As part of trying to get people to go out and vote, I sent some personal messages out to people I know last week, to give the details of how to vote in the Global Primary. I expect that most of them would vote for Bernie, but as long as they voted their conscience, I was happy to make sure they knew the best way to go about it.
One of the people I contacted, who I’ve known for a very long time, wrote me back the following:
I appreciate your position, and I am glad you care so deeply. However, I have no interest in participating in the US voting scheme, nor any belief at all that the president has the power to change anything. Please do not invite me to any political events for Bernie, although I have nothing against him personally. I wish you luck with the campaign.
Normally I would read that and move on. A lot of Americans don’t believe in voting — so many that there’s a joke about definitely getting the government you deserve if you don’t vote.

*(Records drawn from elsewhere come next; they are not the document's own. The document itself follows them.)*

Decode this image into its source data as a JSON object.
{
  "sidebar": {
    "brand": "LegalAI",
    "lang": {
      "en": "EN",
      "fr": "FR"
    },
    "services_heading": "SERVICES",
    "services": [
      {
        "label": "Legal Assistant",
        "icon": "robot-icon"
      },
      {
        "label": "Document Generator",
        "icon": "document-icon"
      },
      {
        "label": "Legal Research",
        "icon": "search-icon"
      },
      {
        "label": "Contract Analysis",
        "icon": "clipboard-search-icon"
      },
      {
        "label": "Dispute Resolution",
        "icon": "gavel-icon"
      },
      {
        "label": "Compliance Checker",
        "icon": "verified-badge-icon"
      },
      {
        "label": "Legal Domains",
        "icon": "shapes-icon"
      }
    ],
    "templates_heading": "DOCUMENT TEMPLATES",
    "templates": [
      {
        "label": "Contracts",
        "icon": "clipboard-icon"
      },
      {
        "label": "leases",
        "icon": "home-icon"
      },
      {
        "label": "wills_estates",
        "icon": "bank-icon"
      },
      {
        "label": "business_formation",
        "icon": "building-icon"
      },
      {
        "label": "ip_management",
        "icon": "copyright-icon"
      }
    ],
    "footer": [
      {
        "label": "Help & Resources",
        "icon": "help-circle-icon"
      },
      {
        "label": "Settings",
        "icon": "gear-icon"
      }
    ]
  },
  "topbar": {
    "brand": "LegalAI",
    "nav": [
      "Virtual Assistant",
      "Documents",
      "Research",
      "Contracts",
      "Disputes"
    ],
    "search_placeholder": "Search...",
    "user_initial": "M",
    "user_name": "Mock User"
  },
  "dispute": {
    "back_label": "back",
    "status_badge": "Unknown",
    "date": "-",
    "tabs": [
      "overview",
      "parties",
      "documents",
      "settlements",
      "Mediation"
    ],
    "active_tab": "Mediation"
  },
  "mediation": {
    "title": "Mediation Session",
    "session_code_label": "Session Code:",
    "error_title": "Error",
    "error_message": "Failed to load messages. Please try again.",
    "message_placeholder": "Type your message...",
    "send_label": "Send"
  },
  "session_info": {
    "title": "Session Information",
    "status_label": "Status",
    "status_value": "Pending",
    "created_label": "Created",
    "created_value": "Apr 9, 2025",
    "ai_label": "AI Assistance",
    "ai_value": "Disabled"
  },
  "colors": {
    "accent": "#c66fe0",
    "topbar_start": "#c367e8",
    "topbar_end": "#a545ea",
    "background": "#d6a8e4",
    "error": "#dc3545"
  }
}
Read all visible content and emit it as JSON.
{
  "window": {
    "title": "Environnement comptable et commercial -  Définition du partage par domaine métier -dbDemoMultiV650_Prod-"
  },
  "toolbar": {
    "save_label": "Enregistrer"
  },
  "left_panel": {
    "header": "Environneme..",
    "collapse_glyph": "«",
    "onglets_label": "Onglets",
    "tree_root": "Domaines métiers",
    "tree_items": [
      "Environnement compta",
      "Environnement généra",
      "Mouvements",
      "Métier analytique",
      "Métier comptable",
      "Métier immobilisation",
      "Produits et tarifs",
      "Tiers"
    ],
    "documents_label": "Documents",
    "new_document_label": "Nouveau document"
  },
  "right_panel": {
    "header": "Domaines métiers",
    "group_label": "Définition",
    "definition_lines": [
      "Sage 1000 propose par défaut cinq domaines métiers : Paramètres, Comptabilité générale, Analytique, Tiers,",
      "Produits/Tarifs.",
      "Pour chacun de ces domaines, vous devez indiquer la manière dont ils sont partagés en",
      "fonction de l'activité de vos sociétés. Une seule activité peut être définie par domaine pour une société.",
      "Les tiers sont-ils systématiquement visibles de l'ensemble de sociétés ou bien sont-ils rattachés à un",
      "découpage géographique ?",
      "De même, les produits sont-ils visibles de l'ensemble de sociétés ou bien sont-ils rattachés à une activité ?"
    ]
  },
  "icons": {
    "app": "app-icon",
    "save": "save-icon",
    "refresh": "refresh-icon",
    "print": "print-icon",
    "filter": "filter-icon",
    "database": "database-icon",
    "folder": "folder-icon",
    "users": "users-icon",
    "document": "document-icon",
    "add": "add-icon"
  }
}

But this response was a surprise — the message was from someone who witnessed, first-hand, the effects of George W Bush’s Presidency in Iraq. And I kind of assume that most adults are generally aware that Obama has brought both Cuba and Iran in from the cold, despite Republicans controlling both the House of Representatives and the Senate. I can’t think of better examples of both negative and positive examples of the impact of the Presidency.
I don’t expect to be able to change everyone’s mind, nor do I even want to attempt to do so. But I have to wonder how we — Americans, Europeans, Asians, whatever — can persuade people to believe in a system which is definitely flawed, but better than most other options? And if you’re still disconnected, even after hearing the heart of Bernie’s message, which is fixing the broken campaign finance system and tackling income inequality — well, I can’t imagine anything I could say that could turn that ship around.
What would you do? What would you say? How do we even attempt to engage people who say that the system can’t be fixed, and won’t try? Me, I was speechless (probably to the great relief of most people I know). But now that the campaign abroad has slowed down, I’d like to spend some time thinking about it. All ideas are welcome!